EXERCISE MATERIAL section start
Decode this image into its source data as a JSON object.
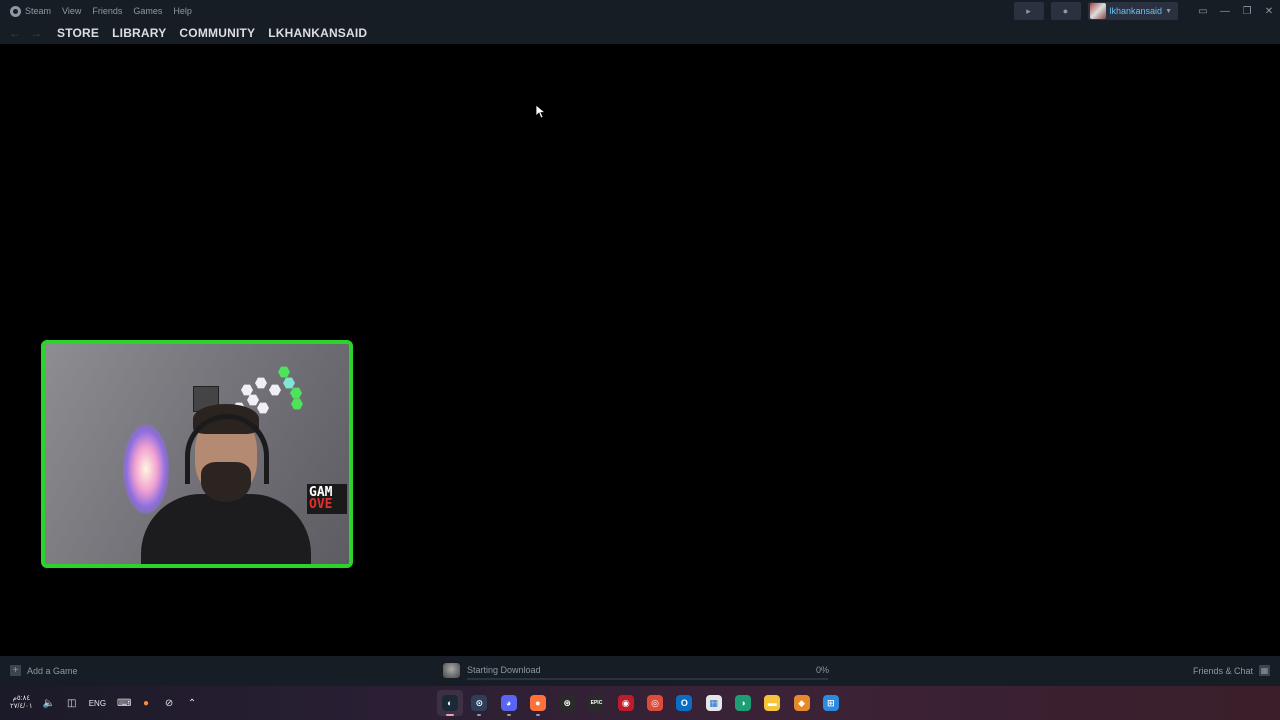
{
  "menubar": {
    "app_name": "Steam",
    "items": [
      "View",
      "Friends",
      "Games",
      "Help"
    ],
    "account_name": "lkhankansaid",
    "icons": [
      "megaphone-icon",
      "bell-icon",
      "big-picture-icon",
      "minimize-icon",
      "maximize-icon",
      "close-icon"
    ]
  },
  "navbar": {
    "back_icon": "←",
    "forward_icon": "→",
    "links": [
      "STORE",
      "LIBRARY",
      "COMMUNITY",
      "LKHANKANSAID"
    ]
  },
  "webcam": {
    "sign_line1": "GAM",
    "sign_line2": "OVE",
    "border_color": "#2bd42b"
  },
  "statusbar": {
    "add_game_label": "Add a Game",
    "download_label": "Starting Download",
    "download_percent": "0%",
    "download_progress": 0,
    "friends_label": "Friends & Chat"
  },
  "taskbar": {
    "clock_line1": "٥:٨٤م",
    "clock_line2": "٢٧/٤/٠١",
    "language": "ENG",
    "apps": [
      {
        "name": "steam",
        "color": "#1b2838",
        "glyph": "◐",
        "state": "active"
      },
      {
        "name": "controller",
        "color": "#2f3f5a",
        "glyph": "⊙",
        "state": "open"
      },
      {
        "name": "discord",
        "color": "#5865f2",
        "glyph": "◕",
        "state": "open"
      },
      {
        "name": "firefox",
        "color": "#ff7139",
        "glyph": "●",
        "state": "open"
      },
      {
        "name": "xbox",
        "color": "#2a2a2a",
        "glyph": "⊛",
        "state": ""
      },
      {
        "name": "epic",
        "color": "#2a2a2a",
        "glyph": "EPIC",
        "state": ""
      },
      {
        "name": "opera",
        "color": "#c01b2a",
        "glyph": "◉",
        "state": ""
      },
      {
        "name": "chrome",
        "color": "#dd4b39",
        "glyph": "◎",
        "state": ""
      },
      {
        "name": "outlook",
        "color": "#0a6dc5",
        "glyph": "O",
        "state": ""
      },
      {
        "name": "store",
        "color": "#e6e6e6",
        "glyph": "▦",
        "state": ""
      },
      {
        "name": "edge",
        "color": "#1e9e73",
        "glyph": "◑",
        "state": ""
      },
      {
        "name": "explorer",
        "color": "#f5c33a",
        "glyph": "▬",
        "state": ""
      },
      {
        "name": "copilot",
        "color": "#e58a2c",
        "glyph": "◆",
        "state": ""
      },
      {
        "name": "windows",
        "color": "#2a8be0",
        "glyph": "⊞",
        "state": ""
      }
    ]
  }
}
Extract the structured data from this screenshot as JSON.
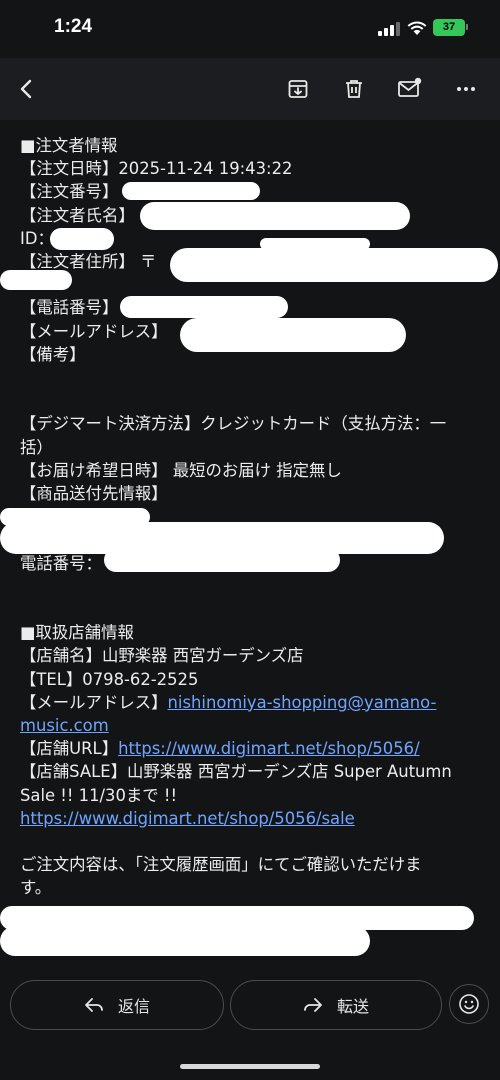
{
  "status_bar": {
    "time": "1:24",
    "battery": "37"
  },
  "toolbar": {
    "icons": [
      "back-arrow-icon",
      "archive-icon",
      "trash-icon",
      "mark-unread-icon",
      "more-icon"
    ]
  },
  "email": {
    "lines": [
      "■注文者情報",
      "【注文日時】2025-11-24 19:43:22",
      "【注文番号】",
      "【注文者氏名】                               （会員",
      "ID：",
      "【注文者住所】 〒",
      "",
      "【電話番号】",
      "【メールアドレス】",
      "【備考】",
      "",
      "",
      "【デジマート決済方法】クレジットカード（支払方法：一",
      "括）",
      "【お届け希望日時】 最短のお届け 指定無し",
      "【商品送付先情報】",
      "",
      "",
      "電話番号：",
      "",
      "",
      "■取扱店舗情報",
      "【店舗名】山野楽器 西宮ガーデンズ店",
      "【TEL】0798-62-2525"
    ],
    "mail_label": "【メールアドレス】",
    "mail_link_1": "nishinomiya-shopping@yamano-",
    "mail_link_2": "music.com",
    "url_label": "【店舗URL】",
    "url_link": "https://www.digimart.net/shop/5056/",
    "sale_line_1": "【店舗SALE】山野楽器 西宮ガーデンズ店 Super Autumn",
    "sale_line_2": "Sale !! 11/30まで !!",
    "sale_link": "https://www.digimart.net/shop/5056/sale",
    "footer_1": "ご注文内容は、「注文履歴画面」にてご確認いただけま",
    "footer_2": "す。"
  },
  "actions": {
    "reply_label": "返信",
    "forward_label": "転送"
  },
  "colors": {
    "background": "#131416",
    "toolbar": "#1c1d20",
    "link": "#6fa4ff",
    "battery": "#34c759"
  }
}
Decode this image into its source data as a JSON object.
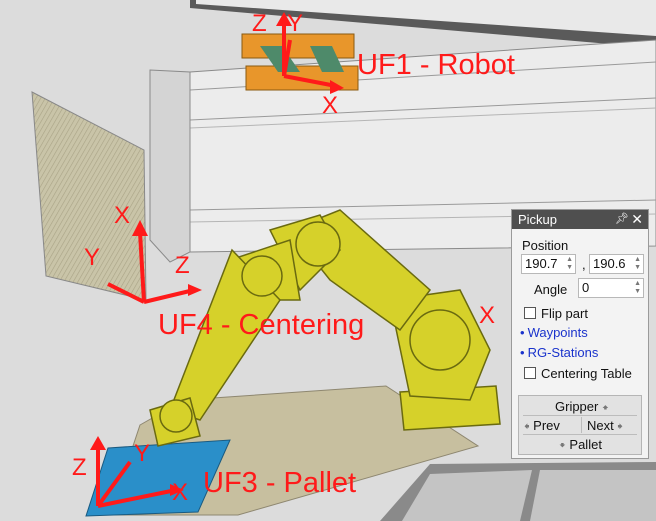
{
  "scene": {
    "frames": [
      {
        "label": "UF1 - Robot",
        "axes": [
          "Z",
          "Y",
          "X"
        ]
      },
      {
        "label": "UF4 - Centering",
        "axes": [
          "X",
          "Y",
          "Z"
        ]
      },
      {
        "label": "UF3 - Pallet",
        "axes": [
          "Z",
          "Y",
          "X"
        ]
      }
    ],
    "robot_axis_x": "X"
  },
  "panel": {
    "title": "Pickup",
    "pin_icon": "pin-icon",
    "close_icon": "close-icon",
    "position_label": "Position",
    "pos_x": "190.7",
    "separator": ",",
    "pos_y": "190.6",
    "angle_label": "Angle",
    "angle_value": "0",
    "flip_label": "Flip part",
    "waypoints_link": "Waypoints",
    "rg_stations_link": "RG-Stations",
    "centering_label": "Centering Table",
    "nav": {
      "gripper": "Gripper",
      "prev": "Prev",
      "next": "Next",
      "pallet": "Pallet"
    }
  },
  "colors": {
    "robot": "#d6d12a",
    "axis": "#ff1a1a",
    "panel_title": "#4f4f4f",
    "link": "#1a33cc"
  }
}
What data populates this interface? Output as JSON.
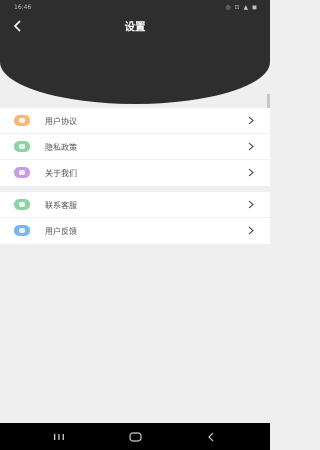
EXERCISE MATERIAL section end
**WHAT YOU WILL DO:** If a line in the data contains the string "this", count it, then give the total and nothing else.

**RESPONSE:** 4